Task description.
Nothing in the records that follow should differ once you have copied them out.

** Opening Source data block **

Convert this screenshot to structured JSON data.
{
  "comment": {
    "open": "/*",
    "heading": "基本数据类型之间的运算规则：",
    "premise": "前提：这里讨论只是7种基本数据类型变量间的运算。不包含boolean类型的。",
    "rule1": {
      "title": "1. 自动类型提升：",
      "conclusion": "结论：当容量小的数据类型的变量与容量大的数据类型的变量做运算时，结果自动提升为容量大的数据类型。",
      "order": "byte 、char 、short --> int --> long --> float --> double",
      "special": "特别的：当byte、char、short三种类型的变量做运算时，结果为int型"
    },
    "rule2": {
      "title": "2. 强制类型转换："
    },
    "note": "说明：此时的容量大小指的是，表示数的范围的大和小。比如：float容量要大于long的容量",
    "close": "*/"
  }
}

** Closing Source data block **

Final answer.
Convert this screenshot to structured JSON data.
{
  "comment": {
    "open": "/*",
    "heading": "基本数据类型之间的运算规则：",
    "premise": "前提：这里讨论只是7种基本数据类型变量间的运算。不包含boolean类型的。",
    "rule1": {
      "title": "1. 自动类型提升：",
      "conclusion": "结论：当容量小的数据类型的变量与容量大的数据类型的变量做运算时，结果自动提升为容量大的数据类型。",
      "order": "byte 、char 、short --> int --> long --> float --> double",
      "special": "特别的：当byte、char、short三种类型的变量做运算时，结果为int型"
    },
    "rule2": {
      "title": "2. 强制类型转换："
    },
    "note": "说明：此时的容量大小指的是，表示数的范围的大和小。比如：float容量要大于long的容量",
    "close": "*/"
  }
}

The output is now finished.